• Body size;
  • cursorial;
  • scaling

1. The size–grain hypothesis maintains that as terrestrial walking organisms decrease in size, their environment becomes less planar and more rugose. The benefits of long legs (efficient, speedy movement over a planar environment) may thus decrease with smaller body size, while the costs (larger cross-sectional area limiting access to the interstitial environment) are enhanced.

2. A prediction from this hypothesis – that leg size should increase proportionately with body mass – is examined. Ants are among the smallest walking animals and extend the size gradient five orders of magnitude beyond the traditional ‘mouse to elephant’ curve. The mass of 135 species of worker ants spans 3·7 orders of magnitude (0·008–53 mg). Larger ants tended to be slimmer and longer legged. Ant subfamilies varied in their scaling relationships, but four out of five showed a positive allometry for hind leg length (b > 0·33). Mammals, in contrast, show isometry for leg length over six orders of magnitude.
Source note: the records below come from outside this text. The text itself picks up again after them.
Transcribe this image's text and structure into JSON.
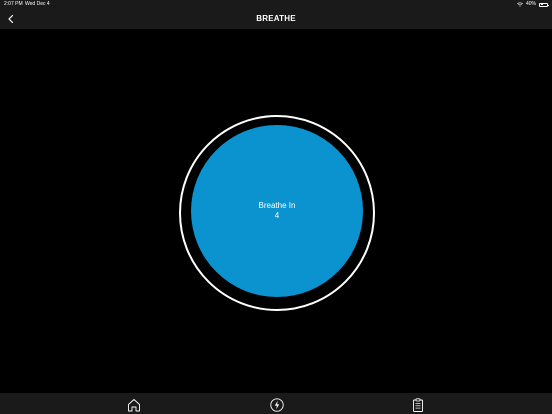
{
  "status_bar": {
    "time": "2:07 PM",
    "date": "Wed Dec 4",
    "battery": "40%",
    "battery_level": 0.4
  },
  "nav": {
    "title": "BREATHE",
    "back_icon": "chevron-left-icon"
  },
  "breathe": {
    "instruction": "Breathe In",
    "count": "4",
    "circle_color": "#0a93cf"
  },
  "tab_bar": {
    "tabs": [
      {
        "icon": "home-icon"
      },
      {
        "icon": "lightning-icon"
      },
      {
        "icon": "clipboard-icon"
      }
    ]
  }
}
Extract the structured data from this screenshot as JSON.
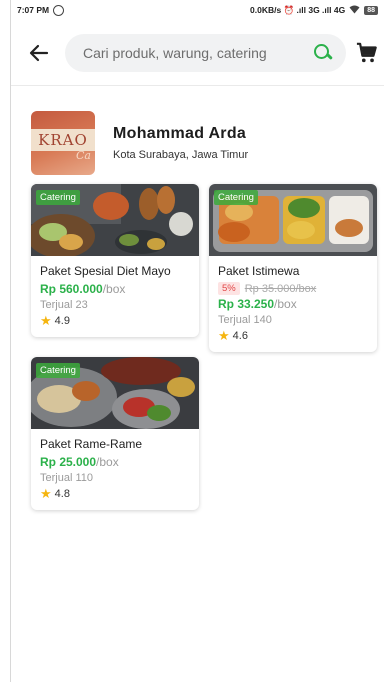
{
  "status_bar": {
    "time": "7:07 PM",
    "network": "0.0KB/s ⏰ .ıll 3G .ıll 4G",
    "battery": "88"
  },
  "search": {
    "placeholder": "Cari produk, warung, catering"
  },
  "merchant": {
    "name": "Mohammad Arda",
    "location": "Kota Surabaya, Jawa Timur",
    "logo_text": "KRAO",
    "logo_sub": "Ca"
  },
  "products": [
    {
      "badge": "Catering",
      "title": "Paket Spesial Diet Mayo",
      "price": "Rp 560.000",
      "unit": "/box",
      "sold": "Terjual 23",
      "rating": "4.9"
    },
    {
      "badge": "Catering",
      "title": "Paket Istimewa",
      "discount_pct": "5%",
      "original_price": "Rp 35.000/box",
      "price": "Rp 33.250",
      "unit": "/box",
      "sold": "Terjual 140",
      "rating": "4.6"
    },
    {
      "badge": "Catering",
      "title": "Paket Rame-Rame",
      "price": "Rp 25.000",
      "unit": "/box",
      "sold": "Terjual 110",
      "rating": "4.8"
    }
  ],
  "colors": {
    "accent": "#2bb14a",
    "rating_star": "#f5b50f",
    "discount": "#e14545"
  }
}
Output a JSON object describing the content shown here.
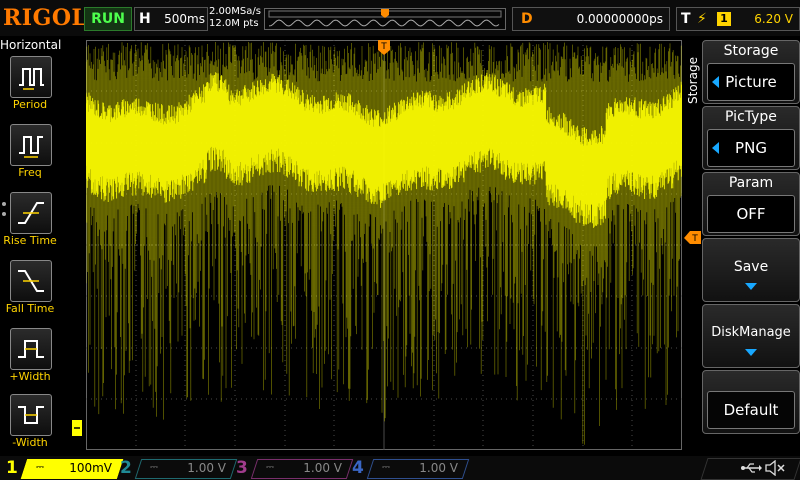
{
  "top": {
    "brand": "RIGOL",
    "run_state": "RUN",
    "horizontal": {
      "label": "H",
      "timebase": "500ms"
    },
    "sample_rate": "2.00MSa/s",
    "memory_depth": "12.0M pts",
    "delay": {
      "label": "D",
      "value": "0.00000000ps"
    },
    "trigger": {
      "label": "T",
      "source": "1",
      "level": "6.20 V"
    }
  },
  "left_menu": {
    "title": "Horizontal",
    "items": [
      {
        "label": "Period",
        "icon": "period-icon"
      },
      {
        "label": "Freq",
        "icon": "frequency-icon"
      },
      {
        "label": "Rise Time",
        "icon": "rise-time-icon"
      },
      {
        "label": "Fall Time",
        "icon": "fall-time-icon"
      },
      {
        "label": "+Width",
        "icon": "positive-width-icon"
      },
      {
        "label": "-Width",
        "icon": "negative-width-icon"
      }
    ]
  },
  "right_menu": {
    "title": "Storage",
    "vertical_title": "Storage",
    "picture": {
      "label": "Picture"
    },
    "pictype": {
      "title": "PicType",
      "value": "PNG"
    },
    "param": {
      "title": "Param",
      "value": "OFF"
    },
    "save": {
      "label": "Save"
    },
    "disk": {
      "label": "DiskManage"
    },
    "default": {
      "label": "Default"
    }
  },
  "channels": [
    {
      "number": "1",
      "scale": "100mV",
      "color": "#ffff00",
      "active": true
    },
    {
      "number": "2",
      "scale": "1.00 V",
      "color": "#22ccdd",
      "active": false
    },
    {
      "number": "3",
      "scale": "1.00 V",
      "color": "#e050c0",
      "active": false
    },
    {
      "number": "4",
      "scale": "1.00 V",
      "color": "#3f7fff",
      "active": false
    }
  ],
  "colors": {
    "trace": "#ffff00",
    "trigger_marker": "#ff8c00",
    "menu_arrow": "#18a8ff",
    "grid": "#4a4a4a"
  },
  "status_icons": [
    "usb-icon",
    "speaker-muted-icon"
  ]
}
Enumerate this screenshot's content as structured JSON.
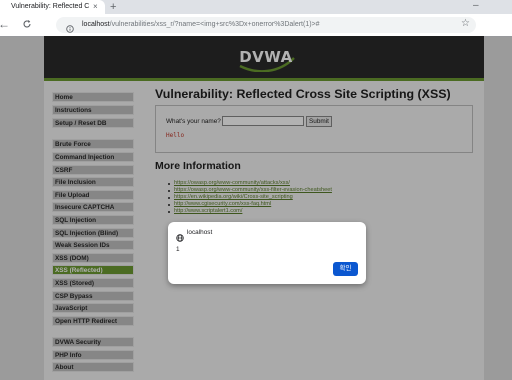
{
  "browser": {
    "tab_title": "Vulnerability: Reflected Cross",
    "tab_close": "×",
    "new_tab": "+",
    "window_minimize": "–",
    "back": "←",
    "reload": "C",
    "url_host": "localhost",
    "url_path": "/vulnerabilities/xss_r/?name=<img+src%3Dx+onerror%3Dalert(1)>#",
    "bookmark_star": "☆"
  },
  "logo": {
    "text": "DVWA"
  },
  "menu": {
    "items": [
      {
        "label": "Home"
      },
      {
        "label": "Instructions"
      },
      {
        "label": "Setup / Reset DB"
      },
      {
        "label": "Brute Force"
      },
      {
        "label": "Command Injection"
      },
      {
        "label": "CSRF"
      },
      {
        "label": "File Inclusion"
      },
      {
        "label": "File Upload"
      },
      {
        "label": "Insecure CAPTCHA"
      },
      {
        "label": "SQL Injection"
      },
      {
        "label": "SQL Injection (Blind)"
      },
      {
        "label": "Weak Session IDs"
      },
      {
        "label": "XSS (DOM)"
      },
      {
        "label": "XSS (Reflected)"
      },
      {
        "label": "XSS (Stored)"
      },
      {
        "label": "CSP Bypass"
      },
      {
        "label": "JavaScript"
      },
      {
        "label": "Open HTTP Redirect"
      },
      {
        "label": "DVWA Security"
      },
      {
        "label": "PHP Info"
      },
      {
        "label": "About"
      }
    ],
    "selected": "XSS (Reflected)"
  },
  "main": {
    "title": "Vulnerability: Reflected Cross Site Scripting (XSS)",
    "form_label": "What's your name?",
    "input_value": "",
    "submit_label": "Submit",
    "output_text": "Hello",
    "more_info_title": "More Information",
    "links": [
      "https://owasp.org/www-community/attacks/xss/",
      "https://owasp.org/www-community/xss-filter-evasion-cheatsheet",
      "https://en.wikipedia.org/wiki/Cross-site_scripting",
      "http://www.cgisecurity.com/xss-faq.html",
      "http://www.scriptalert1.com/"
    ]
  },
  "dialog": {
    "origin": "localhost",
    "message": "1",
    "ok_label": "확인"
  },
  "colors": {
    "accent_green": "#6c9a31",
    "dialog_button": "#0b57d0",
    "header_dark": "#2a2a2a",
    "link_green": "#5a7d2a"
  }
}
3. It is suggested that ants make a transition from living in an interstitial environment when small to a planar environment when large, a habit continued by most terrestrial mammals. Head length and pronotum width are robust estimators of mass in ants.